Try not to groan at the corny dad jokes — they might actually be good for building kids’ resilience
Dad jokes, at one point or another, have slightly humiliated many kids. But according to a British Psychological Society‘s journal dated March 14, 2023, they might just be essential in life.
The study notes that dad jokes play a significant role in helping children learn to be embarrassed and toughen them up to accept that embarrassment isn’t necessarily a bad thing.
Marc Hye-Knudsen, a researcher of humor and lab manager at Aarhus University’s Cognition and Behavior Laboratory in Denmark, explains how playfully striking on their children’s egos and emotions teach them impulse control and emotional regulation
“By teasingly striking at their children’s egos and emotions without teetering over into bullying, fathers build their children’s resilience and train them to withstand minor attacks and bouts of negative emotion without getting worked up or acting out,” Hye-Knudsen writes.
He continues, “In light of this, it is worth considering dad jokes as a pedagogical tool that may serve a beneficial function for the very children who roll their eyes at them.”
By continually telling their children jokes that are so bad that they’re embarrassing, fathers may push their children’s limits for how much embarrassment they can handle.

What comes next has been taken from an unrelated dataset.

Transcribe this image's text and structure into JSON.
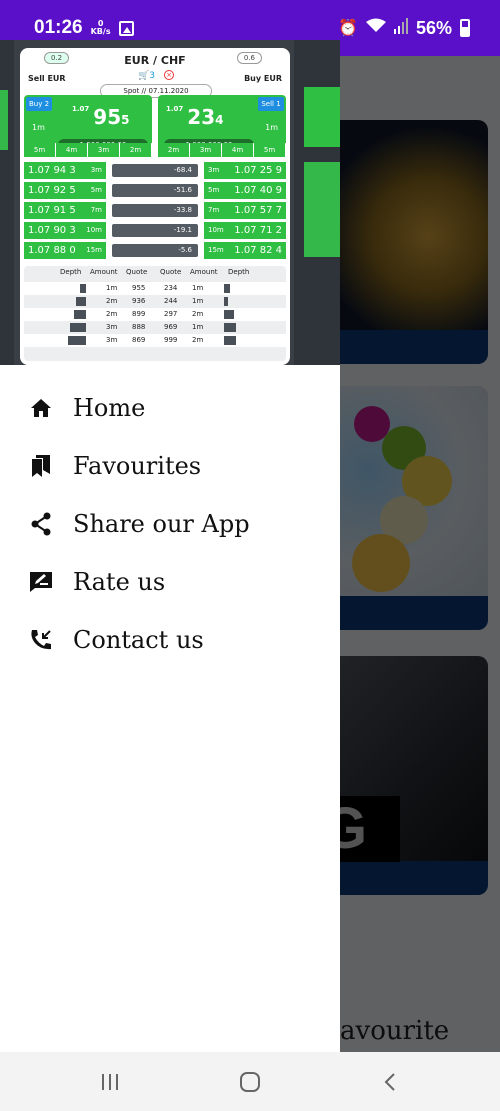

In turn, this shows their children that embarrassment isn’t actually fatal.
Are dad jokes unfunny by default?
The term “dad joke” made it into the Merriam-Webster dictionary in 2019 with the definition, “a wholesome joke of the type said to be told by fathers with a punchline that is often an obvious or predictable pun or play on words and usually judged to be endearingly corny or unfunny.”
Dad jokes often are responded to with a groan and an eye roll, but sometimes they’re so unfunny that they’re actually humorous, eliciting a little laugh.
Hye-Knudsen encourages dads to continue with their unfunny jokes — no matter how badly their children want them to stop.
“So to all the dads out there who love telling dad jokes to your kids: Don’t let their groans, their eye rolls, or their palpable irritation stop you. You’re partaking in a long and proud tradition, and your embarrassingly awful jokes may even do them some good,” he says.
“Keep repeating the same old stale puns, year-in and year-out. Through painful repetition, you get to experience the same old joke, go through waves of being unfunny and then so unfunny that it becomes funny,” he continues.
In the end, Hye-Knudsen is positive that one day the children at the receiving end of these dad jokes may spontaneously tell the same joke themselves when they become parents.
Banner Art Dani Sison